# [Task goal]
Repeat the data exactly as given below, dropping every picture.
** Source information follows **
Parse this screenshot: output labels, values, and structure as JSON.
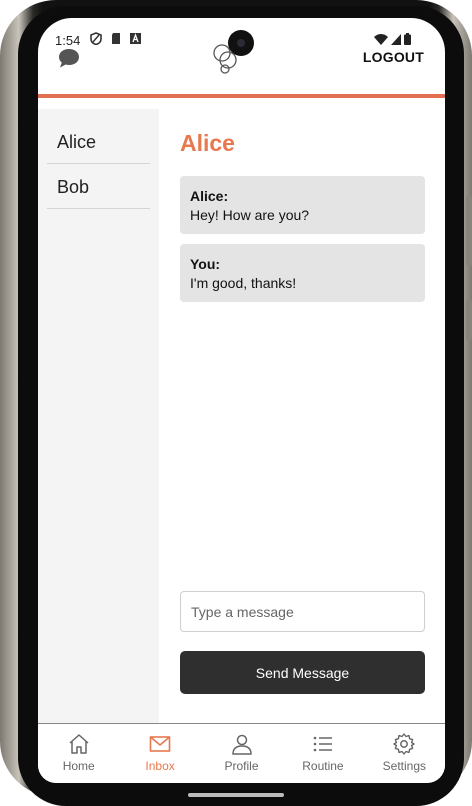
{
  "status_bar": {
    "time": "1:54"
  },
  "header": {
    "logout_label": "LOGOUT"
  },
  "sidebar": {
    "contacts": [
      {
        "name": "Alice"
      },
      {
        "name": "Bob"
      }
    ]
  },
  "chat": {
    "title": "Alice",
    "messages": [
      {
        "sender": "Alice:",
        "text": "Hey! How are you?"
      },
      {
        "sender": "You:",
        "text": "I'm good, thanks!"
      }
    ],
    "input_placeholder": "Type a message",
    "input_value": "",
    "send_label": "Send Message"
  },
  "bottom_nav": {
    "items": [
      {
        "label": "Home",
        "icon": "home-icon",
        "active": false
      },
      {
        "label": "Inbox",
        "icon": "mail-icon",
        "active": true
      },
      {
        "label": "Profile",
        "icon": "person-icon",
        "active": false
      },
      {
        "label": "Routine",
        "icon": "list-icon",
        "active": false
      },
      {
        "label": "Settings",
        "icon": "gear-icon",
        "active": false
      }
    ]
  },
  "colors": {
    "accent": "#e8784e",
    "accent_line": "#e07050",
    "button_dark": "#2f2f2f",
    "bubble": "#e4e4e4",
    "sidebar": "#f4f4f4"
  }
}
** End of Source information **
# [Solution to this problem]
Parse this screenshot: output labels, values, and structure as JSON.
{
  "status_bar": {
    "time": "1:54"
  },
  "header": {
    "logout_label": "LOGOUT"
  },
  "sidebar": {
    "contacts": [
      {
        "name": "Alice"
      },
      {
        "name": "Bob"
      }
    ]
  },
  "chat": {
    "title": "Alice",
    "messages": [
      {
        "sender": "Alice:",
        "text": "Hey! How are you?"
      },
      {
        "sender": "You:",
        "text": "I'm good, thanks!"
      }
    ],
    "input_placeholder": "Type a message",
    "input_value": "",
    "send_label": "Send Message"
  },
  "bottom_nav": {
    "items": [
      {
        "label": "Home",
        "icon": "home-icon",
        "active": false
      },
      {
        "label": "Inbox",
        "icon": "mail-icon",
        "active": true
      },
      {
        "label": "Profile",
        "icon": "person-icon",
        "active": false
      },
      {
        "label": "Routine",
        "icon": "list-icon",
        "active": false
      },
      {
        "label": "Settings",
        "icon": "gear-icon",
        "active": false
      }
    ]
  },
  "colors": {
    "accent": "#e8784e",
    "accent_line": "#e07050",
    "button_dark": "#2f2f2f",
    "bubble": "#e4e4e4",
    "sidebar": "#f4f4f4"
  }
}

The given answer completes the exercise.